Beyonic offers infrastructure for innovators and businesses to build on top of mobile payment networks. Investment in infrastructure by MNOs made it possible for us to succeed. Over the course of the last 8 years, Beyonic has, in turn, been infrastructure to other innovators. Numida, Asaak, Eversend, and Umba are helping individuals and SMEs access financial services. Save the Children, IPA, and other NGOs are streamlining their operations and making more impact, dollar for dollar, than they were before. SafeBoda is one of the contenders to become a superapp, following the Chinese and Indonesia model. Beyonic will continue to build out this infrastructure under the leadership of MFS Africa, and the company will continue to offer cash disbursement and collections tools as well as a streamlined API across MFS Africa’s disbursement network. The companies have a shared vision, and the roots are similar, and together, they will probably achieve some truly great things. If you’re building new tools and want payment capabilities, get a hold of the team.

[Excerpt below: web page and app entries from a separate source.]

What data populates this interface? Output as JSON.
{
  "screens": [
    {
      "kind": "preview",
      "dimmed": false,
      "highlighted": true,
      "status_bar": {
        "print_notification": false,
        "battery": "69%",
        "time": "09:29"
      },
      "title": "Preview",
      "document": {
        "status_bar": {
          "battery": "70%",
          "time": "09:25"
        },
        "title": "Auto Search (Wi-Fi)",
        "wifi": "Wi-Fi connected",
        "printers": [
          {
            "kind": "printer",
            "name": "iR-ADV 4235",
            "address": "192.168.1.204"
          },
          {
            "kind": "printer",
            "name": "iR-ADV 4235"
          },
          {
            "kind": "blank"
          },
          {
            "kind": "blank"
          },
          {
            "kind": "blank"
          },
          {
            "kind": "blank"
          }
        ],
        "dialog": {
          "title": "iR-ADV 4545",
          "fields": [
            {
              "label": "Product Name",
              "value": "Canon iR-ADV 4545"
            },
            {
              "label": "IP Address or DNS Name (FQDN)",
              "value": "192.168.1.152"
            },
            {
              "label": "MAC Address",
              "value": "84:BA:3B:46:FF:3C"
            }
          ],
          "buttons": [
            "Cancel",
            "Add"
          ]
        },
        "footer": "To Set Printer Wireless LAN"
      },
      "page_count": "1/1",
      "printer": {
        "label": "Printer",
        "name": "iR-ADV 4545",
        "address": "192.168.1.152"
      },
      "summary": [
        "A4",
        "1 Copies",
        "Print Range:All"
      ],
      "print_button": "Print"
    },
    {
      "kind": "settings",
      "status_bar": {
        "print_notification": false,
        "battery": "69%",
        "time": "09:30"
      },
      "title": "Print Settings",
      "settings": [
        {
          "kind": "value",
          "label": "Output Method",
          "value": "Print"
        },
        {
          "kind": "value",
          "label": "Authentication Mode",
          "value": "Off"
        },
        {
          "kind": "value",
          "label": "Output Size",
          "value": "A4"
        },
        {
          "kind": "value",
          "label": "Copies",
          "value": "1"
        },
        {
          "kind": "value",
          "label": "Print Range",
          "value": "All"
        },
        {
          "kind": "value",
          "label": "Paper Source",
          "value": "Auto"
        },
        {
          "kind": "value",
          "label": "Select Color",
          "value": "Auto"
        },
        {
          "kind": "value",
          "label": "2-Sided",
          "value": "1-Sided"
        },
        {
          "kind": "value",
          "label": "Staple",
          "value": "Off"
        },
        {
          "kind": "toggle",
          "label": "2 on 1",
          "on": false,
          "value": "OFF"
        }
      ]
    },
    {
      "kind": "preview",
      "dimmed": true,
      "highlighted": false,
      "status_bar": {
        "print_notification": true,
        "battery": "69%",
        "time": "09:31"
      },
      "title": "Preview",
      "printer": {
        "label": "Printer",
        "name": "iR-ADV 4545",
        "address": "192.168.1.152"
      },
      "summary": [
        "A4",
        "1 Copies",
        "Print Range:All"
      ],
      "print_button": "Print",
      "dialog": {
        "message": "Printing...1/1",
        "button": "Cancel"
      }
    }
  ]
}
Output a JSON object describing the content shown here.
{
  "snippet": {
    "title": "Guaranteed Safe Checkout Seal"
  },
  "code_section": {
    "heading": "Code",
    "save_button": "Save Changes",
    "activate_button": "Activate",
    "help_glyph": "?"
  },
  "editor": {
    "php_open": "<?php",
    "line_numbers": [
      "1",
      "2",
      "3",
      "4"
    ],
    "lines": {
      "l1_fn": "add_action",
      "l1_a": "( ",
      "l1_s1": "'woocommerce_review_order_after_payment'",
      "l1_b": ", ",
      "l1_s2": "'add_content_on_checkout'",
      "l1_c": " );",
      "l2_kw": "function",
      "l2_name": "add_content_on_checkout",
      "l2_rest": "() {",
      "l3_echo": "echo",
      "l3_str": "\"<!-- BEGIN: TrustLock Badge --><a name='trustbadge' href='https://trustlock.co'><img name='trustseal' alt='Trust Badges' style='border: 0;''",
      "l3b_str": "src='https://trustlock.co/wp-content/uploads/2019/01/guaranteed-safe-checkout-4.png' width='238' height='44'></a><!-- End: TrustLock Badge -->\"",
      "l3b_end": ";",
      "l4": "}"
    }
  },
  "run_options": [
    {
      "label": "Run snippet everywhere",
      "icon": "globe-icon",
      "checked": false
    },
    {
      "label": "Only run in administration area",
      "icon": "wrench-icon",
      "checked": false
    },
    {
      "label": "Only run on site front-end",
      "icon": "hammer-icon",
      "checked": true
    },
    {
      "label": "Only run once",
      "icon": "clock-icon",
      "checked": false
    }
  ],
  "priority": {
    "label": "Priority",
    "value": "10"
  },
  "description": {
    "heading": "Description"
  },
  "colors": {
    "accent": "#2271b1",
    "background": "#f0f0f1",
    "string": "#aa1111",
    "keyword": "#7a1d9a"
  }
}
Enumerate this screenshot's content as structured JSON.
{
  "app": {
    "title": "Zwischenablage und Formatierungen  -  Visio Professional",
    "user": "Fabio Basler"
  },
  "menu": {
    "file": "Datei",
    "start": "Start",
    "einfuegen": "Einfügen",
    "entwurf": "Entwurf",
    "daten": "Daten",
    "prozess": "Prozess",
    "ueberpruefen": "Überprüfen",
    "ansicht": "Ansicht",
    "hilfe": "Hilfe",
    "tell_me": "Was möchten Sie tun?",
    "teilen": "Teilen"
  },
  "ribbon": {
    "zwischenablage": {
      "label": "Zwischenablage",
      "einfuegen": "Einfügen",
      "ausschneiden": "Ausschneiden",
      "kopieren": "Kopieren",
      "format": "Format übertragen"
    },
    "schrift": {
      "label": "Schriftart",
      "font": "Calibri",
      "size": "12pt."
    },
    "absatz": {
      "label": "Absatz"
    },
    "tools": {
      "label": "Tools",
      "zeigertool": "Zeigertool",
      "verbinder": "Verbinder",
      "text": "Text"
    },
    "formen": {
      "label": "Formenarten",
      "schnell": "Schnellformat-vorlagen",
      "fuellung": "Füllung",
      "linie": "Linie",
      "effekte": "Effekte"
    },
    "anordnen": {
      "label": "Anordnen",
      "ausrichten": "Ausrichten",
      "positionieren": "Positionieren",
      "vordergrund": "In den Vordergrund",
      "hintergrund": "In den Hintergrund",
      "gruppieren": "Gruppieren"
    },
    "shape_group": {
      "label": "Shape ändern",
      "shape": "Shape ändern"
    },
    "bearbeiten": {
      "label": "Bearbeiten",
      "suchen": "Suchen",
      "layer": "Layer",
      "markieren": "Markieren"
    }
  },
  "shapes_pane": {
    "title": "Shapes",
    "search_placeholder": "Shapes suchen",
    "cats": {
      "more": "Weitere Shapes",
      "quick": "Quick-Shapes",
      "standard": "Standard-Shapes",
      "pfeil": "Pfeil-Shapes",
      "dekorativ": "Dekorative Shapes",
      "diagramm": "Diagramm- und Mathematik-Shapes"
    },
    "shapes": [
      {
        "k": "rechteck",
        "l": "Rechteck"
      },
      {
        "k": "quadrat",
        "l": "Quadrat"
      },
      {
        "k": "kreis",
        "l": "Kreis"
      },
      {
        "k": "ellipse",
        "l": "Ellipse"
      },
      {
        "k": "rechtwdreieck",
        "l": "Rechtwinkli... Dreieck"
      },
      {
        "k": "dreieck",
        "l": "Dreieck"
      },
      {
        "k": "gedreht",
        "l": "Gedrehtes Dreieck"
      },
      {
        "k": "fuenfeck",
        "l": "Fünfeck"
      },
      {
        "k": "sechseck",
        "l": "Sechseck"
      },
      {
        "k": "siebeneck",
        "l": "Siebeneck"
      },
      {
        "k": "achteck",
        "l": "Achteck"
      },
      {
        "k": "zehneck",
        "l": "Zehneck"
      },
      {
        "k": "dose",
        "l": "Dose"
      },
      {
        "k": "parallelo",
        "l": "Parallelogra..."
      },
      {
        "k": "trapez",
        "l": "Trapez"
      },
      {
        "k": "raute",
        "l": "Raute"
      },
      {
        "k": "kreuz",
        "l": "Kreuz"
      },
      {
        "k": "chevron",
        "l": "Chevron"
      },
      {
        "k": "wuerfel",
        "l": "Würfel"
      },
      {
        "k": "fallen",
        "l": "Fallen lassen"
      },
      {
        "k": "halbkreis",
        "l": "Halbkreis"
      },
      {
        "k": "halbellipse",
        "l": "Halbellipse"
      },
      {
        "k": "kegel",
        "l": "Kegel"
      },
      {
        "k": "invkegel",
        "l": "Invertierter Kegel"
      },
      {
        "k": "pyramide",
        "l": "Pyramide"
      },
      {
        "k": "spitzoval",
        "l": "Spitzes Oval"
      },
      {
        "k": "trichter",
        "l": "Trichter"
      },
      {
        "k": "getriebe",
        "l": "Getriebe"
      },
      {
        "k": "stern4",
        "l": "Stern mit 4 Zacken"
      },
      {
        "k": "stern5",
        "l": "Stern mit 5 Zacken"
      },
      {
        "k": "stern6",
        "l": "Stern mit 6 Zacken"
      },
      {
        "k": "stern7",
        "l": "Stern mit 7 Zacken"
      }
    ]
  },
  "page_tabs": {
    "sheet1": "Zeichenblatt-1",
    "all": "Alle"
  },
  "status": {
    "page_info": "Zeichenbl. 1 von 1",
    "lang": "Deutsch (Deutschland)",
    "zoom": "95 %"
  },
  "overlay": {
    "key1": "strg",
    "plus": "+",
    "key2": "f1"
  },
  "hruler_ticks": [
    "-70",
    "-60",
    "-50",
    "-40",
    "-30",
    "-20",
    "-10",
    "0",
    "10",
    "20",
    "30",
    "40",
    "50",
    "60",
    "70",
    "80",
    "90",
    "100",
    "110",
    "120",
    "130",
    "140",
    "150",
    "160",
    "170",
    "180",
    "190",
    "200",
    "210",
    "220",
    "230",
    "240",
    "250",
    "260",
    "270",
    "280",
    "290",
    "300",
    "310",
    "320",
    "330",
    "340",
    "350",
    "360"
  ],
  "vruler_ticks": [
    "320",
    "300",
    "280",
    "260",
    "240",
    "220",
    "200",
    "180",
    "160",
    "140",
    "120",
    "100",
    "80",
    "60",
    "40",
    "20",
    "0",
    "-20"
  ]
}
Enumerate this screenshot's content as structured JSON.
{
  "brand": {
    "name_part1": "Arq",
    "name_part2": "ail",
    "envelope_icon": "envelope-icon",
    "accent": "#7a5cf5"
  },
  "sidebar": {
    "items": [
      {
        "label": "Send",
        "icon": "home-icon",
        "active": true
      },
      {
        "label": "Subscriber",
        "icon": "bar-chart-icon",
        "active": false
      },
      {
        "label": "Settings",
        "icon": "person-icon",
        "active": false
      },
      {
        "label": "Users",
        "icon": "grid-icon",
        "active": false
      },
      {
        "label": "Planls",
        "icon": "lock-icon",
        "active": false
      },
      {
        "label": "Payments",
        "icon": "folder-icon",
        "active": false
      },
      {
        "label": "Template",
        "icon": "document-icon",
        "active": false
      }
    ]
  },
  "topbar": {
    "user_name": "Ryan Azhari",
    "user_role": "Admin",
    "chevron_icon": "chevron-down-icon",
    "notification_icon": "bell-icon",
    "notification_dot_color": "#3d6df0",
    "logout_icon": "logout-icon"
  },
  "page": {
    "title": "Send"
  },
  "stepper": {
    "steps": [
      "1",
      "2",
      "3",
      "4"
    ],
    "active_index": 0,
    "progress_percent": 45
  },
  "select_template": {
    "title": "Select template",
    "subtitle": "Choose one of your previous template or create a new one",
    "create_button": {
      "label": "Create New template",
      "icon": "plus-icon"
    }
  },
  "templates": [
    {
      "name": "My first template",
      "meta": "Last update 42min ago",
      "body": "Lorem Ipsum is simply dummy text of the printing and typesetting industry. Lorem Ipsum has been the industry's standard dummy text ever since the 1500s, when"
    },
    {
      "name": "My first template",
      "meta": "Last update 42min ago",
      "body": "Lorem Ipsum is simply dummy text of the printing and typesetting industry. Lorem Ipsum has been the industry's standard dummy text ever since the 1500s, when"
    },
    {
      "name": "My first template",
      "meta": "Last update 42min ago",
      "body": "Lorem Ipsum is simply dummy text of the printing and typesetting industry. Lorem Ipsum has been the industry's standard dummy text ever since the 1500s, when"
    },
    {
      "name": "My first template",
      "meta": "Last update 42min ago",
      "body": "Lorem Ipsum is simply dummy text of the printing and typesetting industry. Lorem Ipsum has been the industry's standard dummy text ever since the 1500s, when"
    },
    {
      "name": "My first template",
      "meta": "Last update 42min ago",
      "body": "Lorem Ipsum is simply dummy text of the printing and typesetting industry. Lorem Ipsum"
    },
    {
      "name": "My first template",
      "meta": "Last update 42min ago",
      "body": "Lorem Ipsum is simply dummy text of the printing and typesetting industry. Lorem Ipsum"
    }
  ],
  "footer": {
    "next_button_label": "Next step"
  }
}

MFS Africa will also need to keep investing to realise its mission, and they are one of hundreds of companies that are building out viable products and services on the continent that need the right type of investment to keep growing. The next set of innovators are currently out building things. If that’s you, I’d like to keep working with great fintech founders going forward. Email me, and let me know what you are working on. I’m a firm believer more investment should be put into emerging markets, and there’s no better way to do that than by investing myself.
Lastly, I also have an ulterior motive in telling a victory story and that is to provide any founder or investor an answer to the question “but what does your path to an exit look like?”. Beyonic’s investors all made a solid return on investment, and I’m excited to be added into a growing list of exits in Sub-Saharan Africa. There are many more to come.